**What is expected:**
For the string "faststående", search the entries below and copy every line where it appears.

**Dataset extract:**
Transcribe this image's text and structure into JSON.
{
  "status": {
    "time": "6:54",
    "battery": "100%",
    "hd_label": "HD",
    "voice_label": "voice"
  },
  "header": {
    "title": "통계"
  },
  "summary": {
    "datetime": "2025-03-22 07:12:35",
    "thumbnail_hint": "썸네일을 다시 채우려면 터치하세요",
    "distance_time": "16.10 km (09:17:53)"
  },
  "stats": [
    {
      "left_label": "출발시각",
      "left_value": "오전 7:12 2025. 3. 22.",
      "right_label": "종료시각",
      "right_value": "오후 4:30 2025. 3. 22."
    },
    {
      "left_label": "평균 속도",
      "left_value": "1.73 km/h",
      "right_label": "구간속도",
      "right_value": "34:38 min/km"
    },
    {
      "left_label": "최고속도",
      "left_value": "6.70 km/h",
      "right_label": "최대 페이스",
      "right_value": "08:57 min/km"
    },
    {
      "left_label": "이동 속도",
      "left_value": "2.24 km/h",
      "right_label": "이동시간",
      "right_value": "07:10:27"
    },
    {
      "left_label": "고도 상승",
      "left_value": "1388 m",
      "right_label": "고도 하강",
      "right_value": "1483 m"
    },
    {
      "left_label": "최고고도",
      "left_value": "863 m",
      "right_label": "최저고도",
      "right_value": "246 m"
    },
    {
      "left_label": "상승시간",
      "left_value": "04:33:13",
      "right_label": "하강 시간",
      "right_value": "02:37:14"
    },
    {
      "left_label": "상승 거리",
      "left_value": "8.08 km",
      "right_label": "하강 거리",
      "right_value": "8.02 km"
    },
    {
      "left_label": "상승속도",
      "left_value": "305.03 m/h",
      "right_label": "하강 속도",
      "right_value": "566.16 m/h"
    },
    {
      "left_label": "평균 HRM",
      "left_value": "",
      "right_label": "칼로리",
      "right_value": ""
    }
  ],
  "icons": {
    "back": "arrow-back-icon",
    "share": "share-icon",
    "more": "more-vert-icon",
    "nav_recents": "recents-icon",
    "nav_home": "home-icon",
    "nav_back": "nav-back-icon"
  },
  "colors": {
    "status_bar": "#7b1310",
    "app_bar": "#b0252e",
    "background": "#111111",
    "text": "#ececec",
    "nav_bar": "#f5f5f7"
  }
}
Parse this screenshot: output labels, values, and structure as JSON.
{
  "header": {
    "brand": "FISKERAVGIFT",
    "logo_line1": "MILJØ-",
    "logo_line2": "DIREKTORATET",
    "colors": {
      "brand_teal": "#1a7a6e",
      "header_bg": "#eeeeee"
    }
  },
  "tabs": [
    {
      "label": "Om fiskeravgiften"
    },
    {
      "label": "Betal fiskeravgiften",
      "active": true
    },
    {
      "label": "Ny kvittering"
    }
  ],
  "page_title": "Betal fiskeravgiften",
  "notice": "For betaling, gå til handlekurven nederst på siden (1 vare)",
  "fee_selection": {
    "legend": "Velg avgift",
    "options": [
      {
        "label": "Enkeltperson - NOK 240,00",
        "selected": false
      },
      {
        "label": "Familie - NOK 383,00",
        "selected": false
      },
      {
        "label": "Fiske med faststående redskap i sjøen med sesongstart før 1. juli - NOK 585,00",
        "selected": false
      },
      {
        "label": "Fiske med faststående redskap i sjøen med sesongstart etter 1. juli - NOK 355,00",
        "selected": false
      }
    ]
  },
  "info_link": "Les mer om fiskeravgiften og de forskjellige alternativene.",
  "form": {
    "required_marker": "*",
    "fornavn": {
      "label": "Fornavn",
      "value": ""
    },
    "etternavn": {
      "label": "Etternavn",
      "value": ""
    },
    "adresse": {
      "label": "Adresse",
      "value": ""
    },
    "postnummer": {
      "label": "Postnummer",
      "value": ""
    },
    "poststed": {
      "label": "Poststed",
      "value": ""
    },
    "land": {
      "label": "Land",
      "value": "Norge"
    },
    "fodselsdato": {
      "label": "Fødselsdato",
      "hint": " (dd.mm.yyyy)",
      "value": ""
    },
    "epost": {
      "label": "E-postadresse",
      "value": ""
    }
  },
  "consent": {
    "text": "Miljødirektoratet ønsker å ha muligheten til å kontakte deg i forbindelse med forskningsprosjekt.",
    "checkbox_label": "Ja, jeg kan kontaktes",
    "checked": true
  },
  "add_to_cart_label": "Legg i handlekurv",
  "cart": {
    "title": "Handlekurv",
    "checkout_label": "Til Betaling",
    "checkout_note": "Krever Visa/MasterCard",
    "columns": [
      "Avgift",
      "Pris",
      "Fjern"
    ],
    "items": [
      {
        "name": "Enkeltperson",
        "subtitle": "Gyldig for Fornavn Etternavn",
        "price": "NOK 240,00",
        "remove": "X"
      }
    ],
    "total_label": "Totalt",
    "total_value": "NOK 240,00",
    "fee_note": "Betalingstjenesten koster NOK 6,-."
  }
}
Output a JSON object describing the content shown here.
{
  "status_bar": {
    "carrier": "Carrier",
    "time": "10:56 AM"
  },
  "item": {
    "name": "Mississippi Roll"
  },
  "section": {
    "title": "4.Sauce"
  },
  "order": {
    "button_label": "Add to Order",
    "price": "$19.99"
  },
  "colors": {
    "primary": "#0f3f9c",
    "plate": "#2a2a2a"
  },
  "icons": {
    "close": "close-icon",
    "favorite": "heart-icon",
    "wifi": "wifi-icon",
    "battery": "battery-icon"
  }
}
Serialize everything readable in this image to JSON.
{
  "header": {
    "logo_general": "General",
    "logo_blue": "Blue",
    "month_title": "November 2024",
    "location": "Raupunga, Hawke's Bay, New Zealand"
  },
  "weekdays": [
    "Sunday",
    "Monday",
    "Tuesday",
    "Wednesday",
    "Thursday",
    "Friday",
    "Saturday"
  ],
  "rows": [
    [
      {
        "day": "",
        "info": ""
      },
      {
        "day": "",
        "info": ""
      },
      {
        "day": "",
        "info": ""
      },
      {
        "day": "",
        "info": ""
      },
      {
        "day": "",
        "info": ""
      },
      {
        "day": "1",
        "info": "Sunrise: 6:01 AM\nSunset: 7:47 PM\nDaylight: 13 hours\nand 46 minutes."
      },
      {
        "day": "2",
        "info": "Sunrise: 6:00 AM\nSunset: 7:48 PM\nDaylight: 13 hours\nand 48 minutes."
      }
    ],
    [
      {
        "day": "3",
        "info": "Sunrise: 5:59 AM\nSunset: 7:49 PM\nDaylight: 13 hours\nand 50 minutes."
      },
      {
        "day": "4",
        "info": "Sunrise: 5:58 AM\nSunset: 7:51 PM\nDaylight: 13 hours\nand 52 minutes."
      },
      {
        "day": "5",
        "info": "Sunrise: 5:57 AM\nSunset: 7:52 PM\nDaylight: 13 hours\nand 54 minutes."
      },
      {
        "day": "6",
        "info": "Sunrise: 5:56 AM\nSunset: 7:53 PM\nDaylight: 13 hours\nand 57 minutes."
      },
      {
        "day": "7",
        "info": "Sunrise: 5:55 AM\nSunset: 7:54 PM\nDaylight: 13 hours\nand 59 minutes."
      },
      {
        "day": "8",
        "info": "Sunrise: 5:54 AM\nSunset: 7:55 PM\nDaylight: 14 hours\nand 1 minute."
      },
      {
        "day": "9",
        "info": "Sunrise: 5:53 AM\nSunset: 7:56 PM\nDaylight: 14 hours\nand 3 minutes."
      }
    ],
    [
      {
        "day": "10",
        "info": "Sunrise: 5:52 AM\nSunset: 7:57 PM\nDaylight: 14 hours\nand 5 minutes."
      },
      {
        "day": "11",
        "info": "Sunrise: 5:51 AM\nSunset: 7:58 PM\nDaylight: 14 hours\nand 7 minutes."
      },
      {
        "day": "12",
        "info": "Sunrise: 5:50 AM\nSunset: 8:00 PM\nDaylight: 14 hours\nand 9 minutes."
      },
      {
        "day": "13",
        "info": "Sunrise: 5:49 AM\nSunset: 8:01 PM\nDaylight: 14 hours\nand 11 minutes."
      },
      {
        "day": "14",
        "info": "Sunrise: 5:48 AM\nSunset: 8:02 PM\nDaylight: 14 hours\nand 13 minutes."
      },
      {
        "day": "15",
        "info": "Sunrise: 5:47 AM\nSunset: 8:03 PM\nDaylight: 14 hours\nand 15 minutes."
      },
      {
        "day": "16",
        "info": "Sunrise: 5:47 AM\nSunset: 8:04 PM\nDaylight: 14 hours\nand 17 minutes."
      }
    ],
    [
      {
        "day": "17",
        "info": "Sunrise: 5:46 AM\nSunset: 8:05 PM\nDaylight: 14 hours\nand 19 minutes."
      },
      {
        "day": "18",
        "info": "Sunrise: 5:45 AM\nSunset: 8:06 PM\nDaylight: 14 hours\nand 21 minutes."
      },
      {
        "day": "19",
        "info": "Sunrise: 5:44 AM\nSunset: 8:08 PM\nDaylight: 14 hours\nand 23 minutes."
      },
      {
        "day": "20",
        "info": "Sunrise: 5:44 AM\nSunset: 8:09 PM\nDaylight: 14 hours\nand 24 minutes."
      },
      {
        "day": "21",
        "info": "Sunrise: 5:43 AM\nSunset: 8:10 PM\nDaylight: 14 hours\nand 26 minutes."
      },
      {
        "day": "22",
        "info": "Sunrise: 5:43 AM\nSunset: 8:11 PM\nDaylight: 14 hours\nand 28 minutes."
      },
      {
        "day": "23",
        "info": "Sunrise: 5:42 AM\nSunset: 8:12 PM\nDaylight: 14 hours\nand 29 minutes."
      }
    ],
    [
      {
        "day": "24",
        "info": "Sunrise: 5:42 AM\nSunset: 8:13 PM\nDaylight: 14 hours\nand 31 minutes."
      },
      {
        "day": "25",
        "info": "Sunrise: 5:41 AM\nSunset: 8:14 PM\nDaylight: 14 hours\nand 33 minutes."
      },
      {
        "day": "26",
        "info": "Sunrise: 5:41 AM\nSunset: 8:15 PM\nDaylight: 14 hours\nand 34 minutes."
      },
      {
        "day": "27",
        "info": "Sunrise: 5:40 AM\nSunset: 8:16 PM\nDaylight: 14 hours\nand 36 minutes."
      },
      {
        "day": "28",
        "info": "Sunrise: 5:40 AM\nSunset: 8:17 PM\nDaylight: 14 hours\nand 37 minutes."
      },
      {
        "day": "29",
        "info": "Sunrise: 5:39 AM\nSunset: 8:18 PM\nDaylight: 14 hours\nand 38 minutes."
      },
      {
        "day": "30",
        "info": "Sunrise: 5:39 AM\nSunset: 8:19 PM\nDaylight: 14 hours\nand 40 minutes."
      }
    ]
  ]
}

**Task output:**
        "label": "Fiske med faststående redskap i sjøen med sesongstart før 1. juli - NOK 585,00",
        "label": "Fiske med faststående redskap i sjøen med sesongstart etter 1. juli - NOK 355,00",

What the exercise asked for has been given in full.